*** Available data Section Begins ***
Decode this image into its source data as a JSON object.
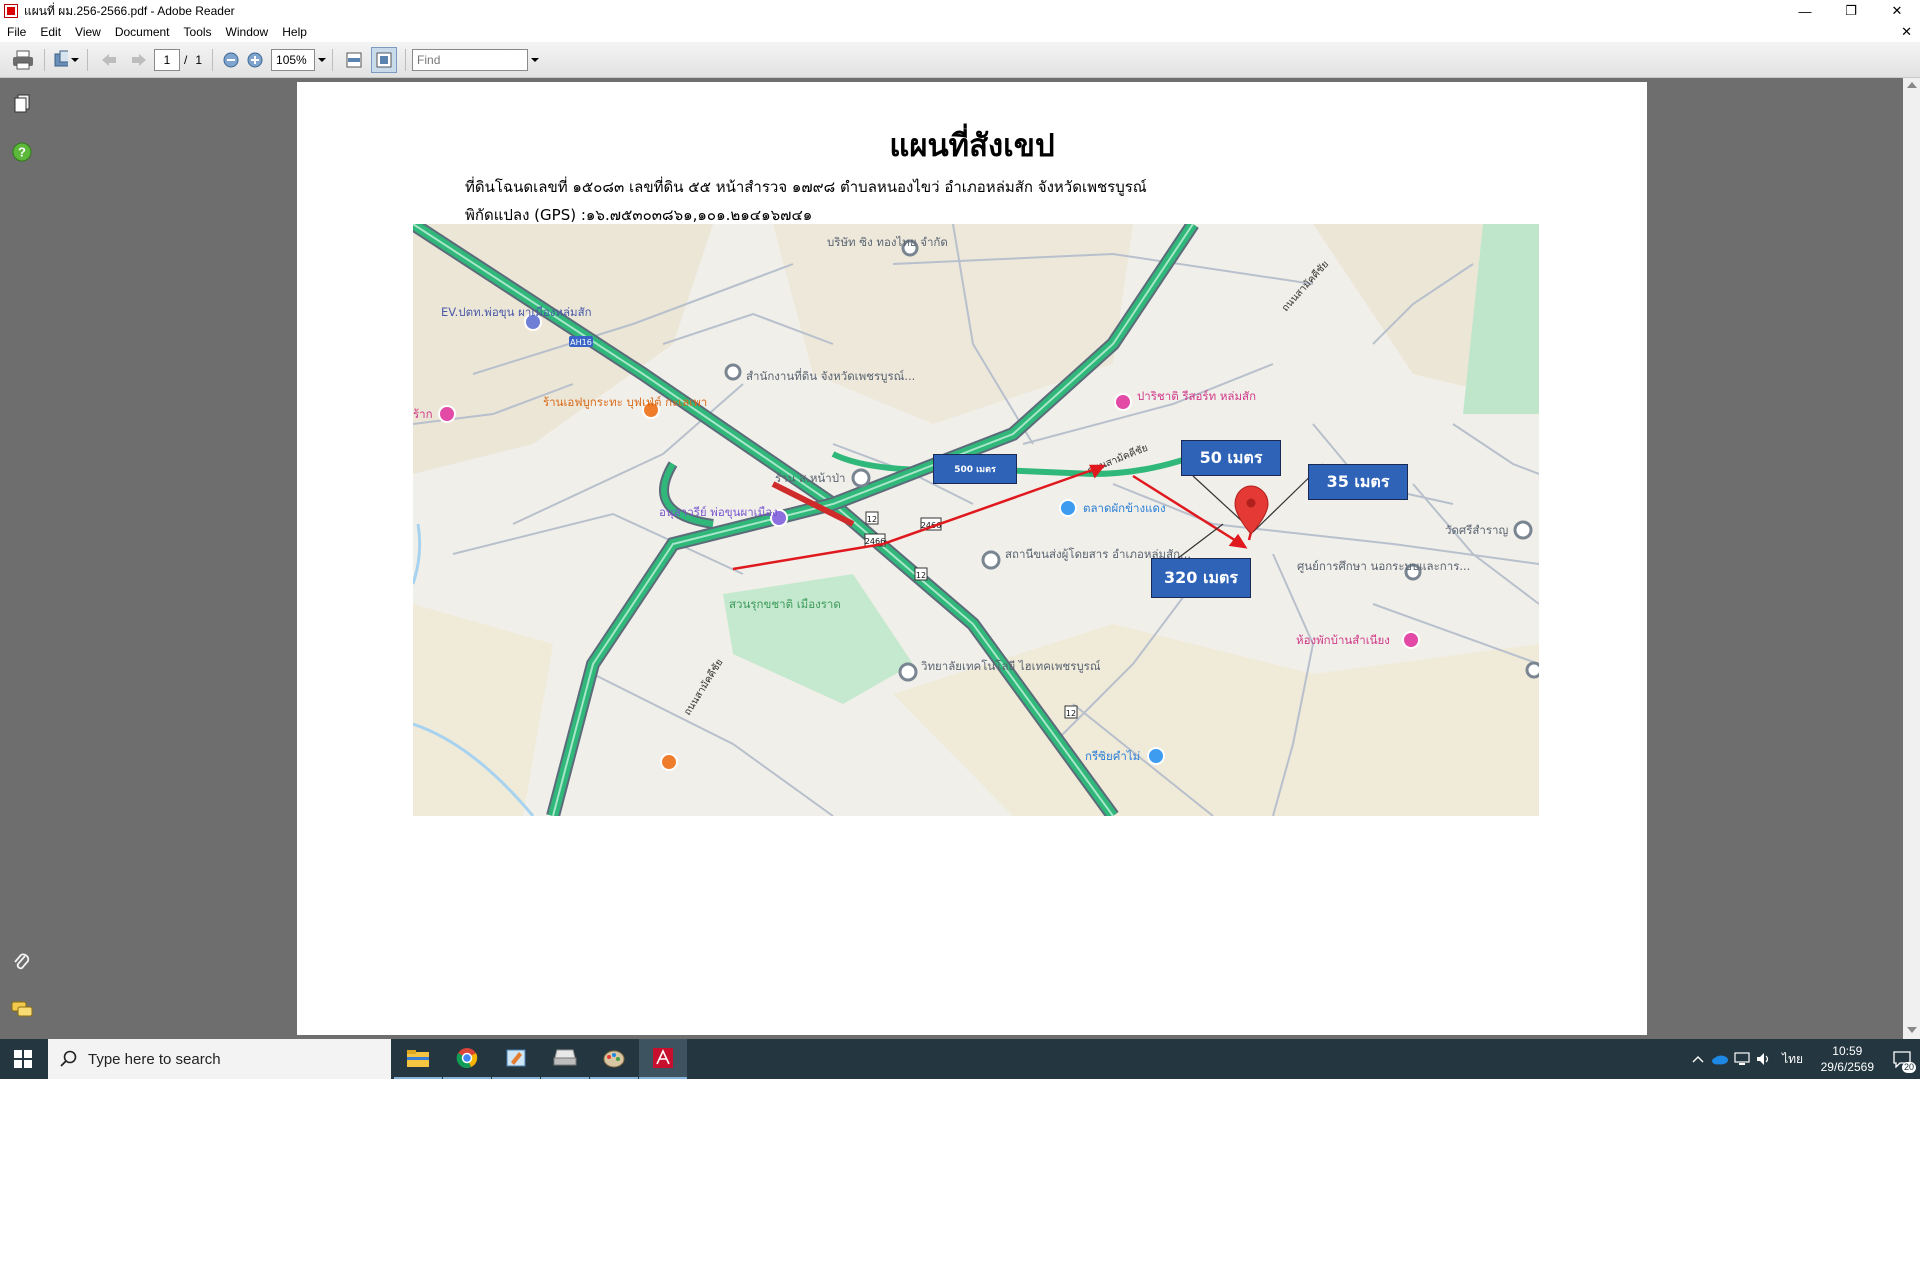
{
  "window": {
    "title": "แผนที่ ผม.256-2566.pdf - Adobe Reader",
    "minimize": "—",
    "restore": "❐",
    "close": "✕"
  },
  "menu": {
    "items": [
      "File",
      "Edit",
      "View",
      "Document",
      "Tools",
      "Window",
      "Help"
    ],
    "doc_close": "✕"
  },
  "toolbar": {
    "page_current": "1",
    "page_separator": "/",
    "page_total": "1",
    "zoom": "105%",
    "find_placeholder": "Find"
  },
  "document": {
    "title": "แผนที่สังเขป",
    "line1": "ที่ดินโฉนดเลขที่ ๑๕๐๘๓ เลขที่ดิน ๕๕ หน้าสำรวจ ๑๗๙๘ ตำบลหนองไขว่ อำเภอหล่มสัก จังหวัดเพชรบูรณ์",
    "line2": "พิกัดแปลง (GPS) :๑๖.๗๕๓๐๓๘๖๑,๑๐๑.๒๑๔๑๖๗๔๑"
  },
  "map": {
    "places": [
      "บริษัท ซิง ทองไทย จำกัด",
      "EV.ปตท.พ่อขุน ผาเมืองหล่มสัก",
      "สำนักงานที่ดิน จังหวัดเพชรบูรณ์...",
      "ร้านเอฟบูกระทะ บุฟเฟ่ต์ กะเลเพา",
      "ร้าน ส.หน้าป่า",
      "อนุสาวรีย์ พ่อขุนผาเมือง",
      "ตลาดผักข้างแดง",
      "สถานีขนส่งผู้โดยสาร อำเภอหล่มสัก...",
      "สวนรุกขชาติ เมืองราด",
      "วิทยาลัยเทคโนโลยี ไฮเทคเพชรบูรณ์",
      "ศูนย์การศึกษา นอกระบบและการ...",
      "ห้องพักบ้านสำเนียง",
      "วัดศรีสำราญ",
      "กรีซิยคำไม่",
      "ปาริชาติ รีสอร์ท หล่มสัก",
      "ร้าก"
    ],
    "roads": [
      "ถนนสามัคคีชัย",
      "ถนนสามัคคีชัย",
      "ถนนสามัคคีชัย"
    ],
    "shields": [
      "AH16",
      "2466",
      "2466",
      "12",
      "12",
      "12"
    ],
    "callouts": {
      "c500": "500 เมตร",
      "c50": "50 เมตร",
      "c35": "35 เมตร",
      "c320": "320 เมตร"
    },
    "colors": {
      "highway": "#2fb87a",
      "arrow": "#e0191f",
      "pin": "#e53935",
      "callout_bg": "#2e63b8"
    }
  },
  "taskbar": {
    "search_placeholder": "Type here to search",
    "apps": [
      "file-explorer-icon",
      "chrome-icon",
      "paint-icon",
      "printer-app-icon",
      "paint-brush-app-icon",
      "adobe-reader-icon"
    ],
    "lang": "ไทย",
    "time": "10:59",
    "date": "29/6/2569",
    "notification_count": "20"
  }
}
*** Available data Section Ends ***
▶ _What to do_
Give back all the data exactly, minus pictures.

▶ _Answer box_
Decode this image into its source data as a JSON object.
{
  "window": {
    "title": "แผนที่ ผม.256-2566.pdf - Adobe Reader",
    "minimize": "—",
    "restore": "❐",
    "close": "✕"
  },
  "menu": {
    "items": [
      "File",
      "Edit",
      "View",
      "Document",
      "Tools",
      "Window",
      "Help"
    ],
    "doc_close": "✕"
  },
  "toolbar": {
    "page_current": "1",
    "page_separator": "/",
    "page_total": "1",
    "zoom": "105%",
    "find_placeholder": "Find"
  },
  "document": {
    "title": "แผนที่สังเขป",
    "line1": "ที่ดินโฉนดเลขที่ ๑๕๐๘๓ เลขที่ดิน ๕๕ หน้าสำรวจ ๑๗๙๘ ตำบลหนองไขว่ อำเภอหล่มสัก จังหวัดเพชรบูรณ์",
    "line2": "พิกัดแปลง (GPS) :๑๖.๗๕๓๐๓๘๖๑,๑๐๑.๒๑๔๑๖๗๔๑"
  },
  "map": {
    "places": [
      "บริษัท ซิง ทองไทย จำกัด",
      "EV.ปตท.พ่อขุน ผาเมืองหล่มสัก",
      "สำนักงานที่ดิน จังหวัดเพชรบูรณ์...",
      "ร้านเอฟบูกระทะ บุฟเฟ่ต์ กะเลเพา",
      "ร้าน ส.หน้าป่า",
      "อนุสาวรีย์ พ่อขุนผาเมือง",
      "ตลาดผักข้างแดง",
      "สถานีขนส่งผู้โดยสาร อำเภอหล่มสัก...",
      "สวนรุกขชาติ เมืองราด",
      "วิทยาลัยเทคโนโลยี ไฮเทคเพชรบูรณ์",
      "ศูนย์การศึกษา นอกระบบและการ...",
      "ห้องพักบ้านสำเนียง",
      "วัดศรีสำราญ",
      "กรีซิยคำไม่",
      "ปาริชาติ รีสอร์ท หล่มสัก",
      "ร้าก"
    ],
    "roads": [
      "ถนนสามัคคีชัย",
      "ถนนสามัคคีชัย",
      "ถนนสามัคคีชัย"
    ],
    "shields": [
      "AH16",
      "2466",
      "2466",
      "12",
      "12",
      "12"
    ],
    "callouts": {
      "c500": "500 เมตร",
      "c50": "50 เมตร",
      "c35": "35 เมตร",
      "c320": "320 เมตร"
    },
    "colors": {
      "highway": "#2fb87a",
      "arrow": "#e0191f",
      "pin": "#e53935",
      "callout_bg": "#2e63b8"
    }
  },
  "taskbar": {
    "search_placeholder": "Type here to search",
    "apps": [
      "file-explorer-icon",
      "chrome-icon",
      "paint-icon",
      "printer-app-icon",
      "paint-brush-app-icon",
      "adobe-reader-icon"
    ],
    "lang": "ไทย",
    "time": "10:59",
    "date": "29/6/2569",
    "notification_count": "20"
  }
}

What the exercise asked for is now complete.